Nutritional guidance for veganism

Asked March 28, 2017, 12:37 PM EDT

My family would appreciate nutritional guidance for veganism.
(1)(a) general guidance for adults (male and female) and
(b) also specifically for pre-natal and lactating women and
(c) also and weaning infants.
(2) We are aware that nutritional supplementation will be required: what supplementation is recommended and in what quantity per day?
(3) We have read conflicting information that "vegan" supplements (specifically, Vitamin D, and DHA/EPA omegas) - it seems they are marketed as "vegan" but are constituted from animal sources - while we understand that true veganism may be an impossibility, and are willing to supplement with these, we would like to know if there are truly "vegan" sources for all the supplements?
(4) What is the best way to avoid high cholesterol through veganism: one of us has developed high cholesterol despite a long-term practice of veganism.
(5) Finally, we have completed higher education, and feel competent to request references to textbooks used at CSU's introductory classes to nutrition for further technical self-instruction, or a reference to any free or low-cost online classes or resources CSU offers in nutrition.
Thank you.
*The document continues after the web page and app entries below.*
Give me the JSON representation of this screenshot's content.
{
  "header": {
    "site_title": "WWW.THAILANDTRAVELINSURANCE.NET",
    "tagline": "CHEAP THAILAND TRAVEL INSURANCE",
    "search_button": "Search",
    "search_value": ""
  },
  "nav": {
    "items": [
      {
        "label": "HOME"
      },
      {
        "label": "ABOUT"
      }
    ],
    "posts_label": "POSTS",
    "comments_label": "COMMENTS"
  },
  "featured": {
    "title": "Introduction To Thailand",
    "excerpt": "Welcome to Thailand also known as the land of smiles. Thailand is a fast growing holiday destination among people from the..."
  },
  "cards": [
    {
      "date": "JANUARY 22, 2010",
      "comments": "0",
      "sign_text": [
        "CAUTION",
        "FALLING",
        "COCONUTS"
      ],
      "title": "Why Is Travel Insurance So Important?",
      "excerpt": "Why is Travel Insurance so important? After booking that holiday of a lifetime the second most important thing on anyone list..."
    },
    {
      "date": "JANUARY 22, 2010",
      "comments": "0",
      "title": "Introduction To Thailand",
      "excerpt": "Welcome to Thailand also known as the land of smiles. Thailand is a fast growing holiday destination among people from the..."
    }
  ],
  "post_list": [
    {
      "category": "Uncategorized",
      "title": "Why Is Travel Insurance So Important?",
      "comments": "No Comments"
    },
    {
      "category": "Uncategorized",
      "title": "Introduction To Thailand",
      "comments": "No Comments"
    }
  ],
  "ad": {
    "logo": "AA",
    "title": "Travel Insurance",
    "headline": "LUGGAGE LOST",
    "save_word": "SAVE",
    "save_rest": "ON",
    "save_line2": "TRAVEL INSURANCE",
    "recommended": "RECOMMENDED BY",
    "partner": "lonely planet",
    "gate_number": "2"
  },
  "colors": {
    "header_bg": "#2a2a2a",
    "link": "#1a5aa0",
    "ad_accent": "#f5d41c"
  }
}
Mesa County Colorado

1 Response

You have requested a lot of information. Since there is limited space here for me to answer you, I am going to provide you with links to other resources that may be helpful to you.
1a General guidance for adults
2) I believe the need for nutritional supplementation is addressed in the above links.
3) There appears to be some sources of most nutrients that are vegan. For vitamin D, it can come from yeast ( The three main omega-3 fatty acids are alpha-linolenic acid (ALA), eicosapentaenoic acid (EPA), and docosahexaenoic acid (DHA). ALA is found mainly in plant oils such as flaxseed, soybean, and canola oils. DHA and EPA are found in fish and other seafood. Algae (algal oil) is a vegan source of DHA and EPA. However, it provides mostly DHA. The only vegan source of B12 is nutritional yeast.
4) Besides the foods that we eat, genetics also plays a role in whether we develop high cholesterol or not. Eating heart healthy is still beneficial even if it doesn't resolve high cholesterol. The most effective ways of lowering cholesterol seems to be limiting saturated fat, trans fat, and refined carbohydrates (sugars, white flour, etc.).
5) Since I am not a faculty member at Colorado State University, I can't provide specific information to help you find a textbook or class in nutrition. I have looked through their catalog and feel that FSHN 150 Survey of Human Nutrition would probably be a good starting point for you. For more information, contact the Food Science and Human Nutrition department at CSU